Despite these arguments, there are ways that parents can mitigate the potential negative effects of homeschooling. For example, parents can enroll their children in extracurricular activities and social groups that provide opportunities for socialization and exposure to diverse perspectives. They can also seek out experts in areas where they may not have expertise, such as math or science, to provide additional support for their child’s education.
While there are certainly ways that homeschooling can be beneficial, there are also concerns about its potential negative effects. the decision about whether to homeschool or not should be based on individual circumstances and considerations, such as the child’s needs, the parent’s abilities, and the availability of resources.
Is homeschooling really worth it?
It really depends on your situation and goals. Homeschooling can be very beneficial and rewarding for many families, but the decision ultimately depends on your goals and needs. Homeschooling can offer you more control over what your children learn, and how they learn, as well as more flexibility in when and how they learn.
It also eliminates the need to commute, which can free up more family time. Additionally, homeschooling provides parents with more direct access to their children’s education, enabling them to more closely monitor their progress and plan ahead.
On the other hand, homeschooling also comes with its own set of challenges, such as having to manage the curriculum, finding or creating the materials and resources, and having to plan and execute each lesson.
Additionally, it requires a commitment of time and planning from the parents, and the lack of hands-on, face-to-face interaction with peers can be a concern.
Ultimately, deciding if homeschooling is really worth it will depend on a lot of factors and your individual goals and needs. If you’re willing to take on the challenges and commit the time and effort, homeschooling can offer many benefits and be a great learning experience for you and your family.
Why is homeschooling so stressful for students?
There are several reasons why homeschooling can be stressful for students. For starters, homeschooling can often result in social isolation for students as they may not have the opportunity to interact with peers as much as they would in a traditional school setting. This lack of socialization can lead to feelings of loneliness, which can be particularly difficult for children and adolescents who are still developing their emotional and social skills.
In addition to social isolation, homeschooling can be stressful for students who don’t have access to the same resources as traditional schools. Homeschooling parents may not have access to specialized materials or may not be able to provide the same level of academic support that a traditional school can.
This can lead to students feeling overwhelmed or frustrated with their coursework, which can add to their stress levels.
Moreover, homeschooling can be particularly challenging for students who struggle with self-motivation or who thrive on structure and routine. Without the structure of a traditional school day, students may struggle to stay focused and motivated to complete their coursework. This lack of motivation can lead to procrastination and further exacerbate the student’s stress levels as they struggle to keep up with their academic responsibilities.
Finally, homeschooling can also be stressful for students who don’t have a positive relationship with their homeschooling instructor, whether that be a parent or another adult. A strained relationship with their instructor can cause students to feel unsupported, misunderstood, or even micromanaged, which can further compound their feelings of stress and anxiety.
While homeschooling can be a viable option for many students, it’s important to recognize that it has its own unique set of challenges that can lead to stress and anxiety for students.
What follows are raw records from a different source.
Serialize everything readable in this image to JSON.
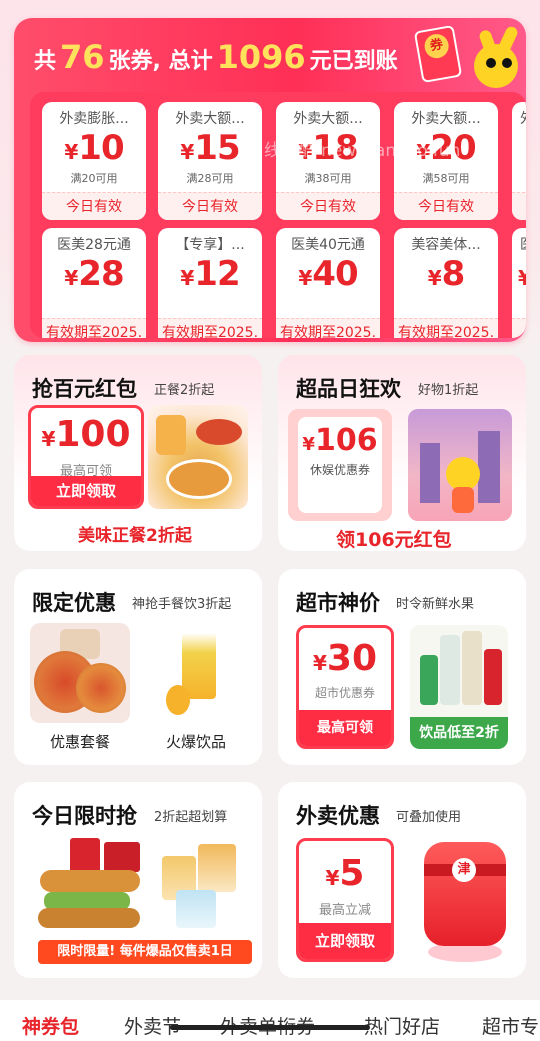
{
  "banner": {
    "prefix": "共",
    "count": "76",
    "mid": "张券, 总计",
    "total": "1096",
    "suffix": "元已到账",
    "envelope_char": "券",
    "watermark": "线报酷-new.xianbao.fun"
  },
  "coupons": [
    {
      "title": "外卖膨胀...",
      "currency": "¥",
      "amount": "10",
      "condition": "满20可用",
      "validity": "今日有效"
    },
    {
      "title": "外卖大额...",
      "currency": "¥",
      "amount": "15",
      "condition": "满28可用",
      "validity": "今日有效"
    },
    {
      "title": "外卖大额...",
      "currency": "¥",
      "amount": "18",
      "condition": "满38可用",
      "validity": "今日有效"
    },
    {
      "title": "外卖大额...",
      "currency": "¥",
      "amount": "20",
      "condition": "满58可用",
      "validity": "今日有效"
    },
    {
      "title": "外",
      "currency": "",
      "amount": "",
      "condition": "",
      "validity": ""
    },
    {
      "title": "医美28元通",
      "currency": "¥",
      "amount": "28",
      "condition": "",
      "validity": "有效期至2025."
    },
    {
      "title": "【专享】...",
      "currency": "¥",
      "amount": "12",
      "condition": "",
      "validity": "有效期至2025."
    },
    {
      "title": "医美40元通",
      "currency": "¥",
      "amount": "40",
      "condition": "",
      "validity": "有效期至2025."
    },
    {
      "title": "美容美体...",
      "currency": "¥",
      "amount": "8",
      "condition": "",
      "validity": "有效期至2025."
    },
    {
      "title": "医",
      "currency": "¥",
      "amount": "",
      "condition": "",
      "validity": ""
    }
  ],
  "cards": {
    "hongbao": {
      "title": "抢百元红包",
      "subtitle": "正餐2折起",
      "currency": "¥",
      "amount": "100",
      "label": "最高可领",
      "button": "立即领取",
      "caption": "美味正餐2折起"
    },
    "carnival": {
      "title": "超品日狂欢",
      "subtitle": "好物1折起",
      "currency": "¥",
      "amount": "106",
      "label": "休娱优惠券",
      "caption": "领106元红包"
    },
    "limited": {
      "title": "限定优惠",
      "subtitle": "神抢手餐饮3折起",
      "item1": "优惠套餐",
      "item2": "火爆饮品"
    },
    "market": {
      "title": "超市神价",
      "subtitle": "时令新鲜水果",
      "currency": "¥",
      "amount": "30",
      "label": "超市优惠券",
      "button": "最高可领",
      "drink_badge": "饮品低至2折"
    },
    "flash": {
      "title": "今日限时抢",
      "subtitle": "2折起超划算",
      "banner": "限时限量! 每件爆品仅售卖1日"
    },
    "waimai": {
      "title": "外卖优惠",
      "subtitle": "可叠加使用",
      "currency": "¥",
      "amount": "5",
      "label": "最高立减",
      "button": "立即领取",
      "gift_char": "津"
    }
  },
  "tabs": [
    "神券包",
    "外卖节",
    "外卖单桁券",
    "热门好店",
    "超市专"
  ],
  "colors": {
    "accent": "#e8252b",
    "banner": "#ff3b5e",
    "gold": "#ffe25c"
  }
}
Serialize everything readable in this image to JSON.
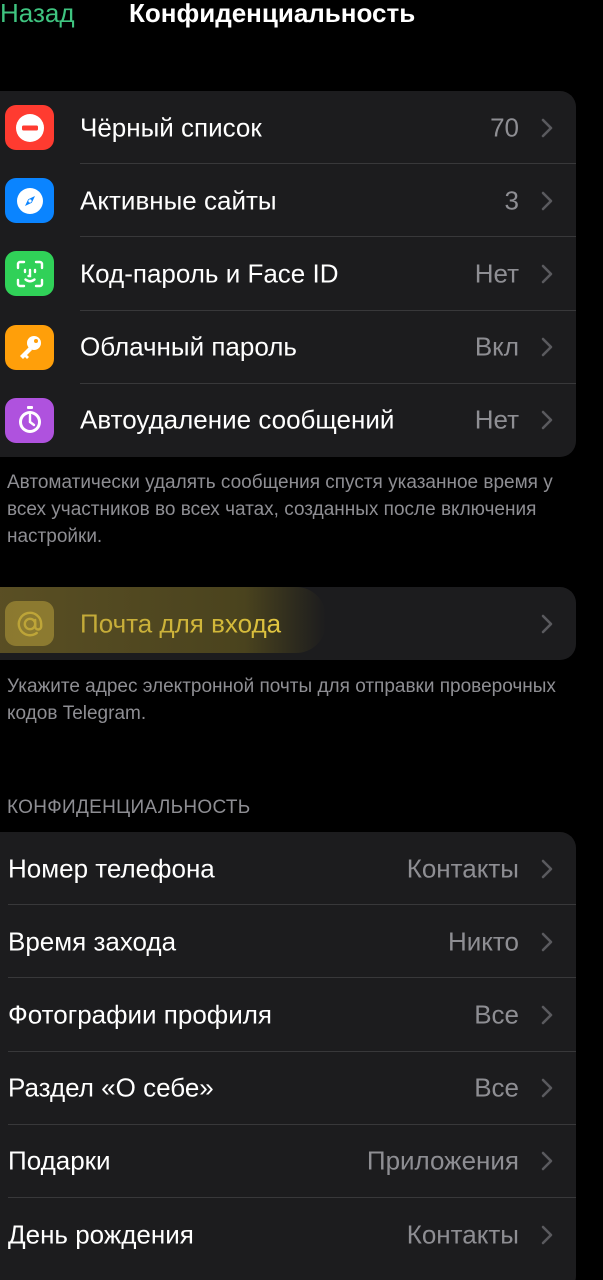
{
  "nav": {
    "back_label": "Назад",
    "title": "Конфиденциальность"
  },
  "security_group": {
    "items": [
      {
        "label": "Чёрный список",
        "value": "70",
        "icon": "block-icon",
        "color": "#ff3b30"
      },
      {
        "label": "Активные сайты",
        "value": "3",
        "icon": "compass-icon",
        "color": "#0a84ff"
      },
      {
        "label": "Код-пароль и Face ID",
        "value": "Нет",
        "icon": "face-id-icon",
        "color": "#30d158"
      },
      {
        "label": "Облачный пароль",
        "value": "Вкл",
        "icon": "key-icon",
        "color": "#ff9f0a"
      },
      {
        "label": "Автоудаление сообщений",
        "value": "Нет",
        "icon": "timer-icon",
        "color": "#af52de"
      }
    ],
    "footer": "Автоматически удалять сообщения спустя указанное время у всех участников во всех чатах, созданных после включения настройки."
  },
  "email_group": {
    "label": "Почта для входа",
    "icon": "at-icon",
    "highlight_color": "#f2d44a",
    "footer": "Укажите адрес электронной почты для отправки проверочных кодов Telegram."
  },
  "privacy_section": {
    "header": "КОНФИДЕНЦИАЛЬНОСТЬ",
    "items": [
      {
        "label": "Номер телефона",
        "value": "Контакты"
      },
      {
        "label": "Время захода",
        "value": "Никто"
      },
      {
        "label": "Фотографии профиля",
        "value": "Все"
      },
      {
        "label": "Раздел «О себе»",
        "value": "Все"
      },
      {
        "label": "Подарки",
        "value": "Приложения"
      },
      {
        "label": "День рождения",
        "value": "Контакты"
      }
    ]
  }
}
Addressing these challenges proactively by providing students with socialization opportunities, academic support, and a positive learning environment can help to alleviate some of these stressors and create a more positive and successful homeschooling experience.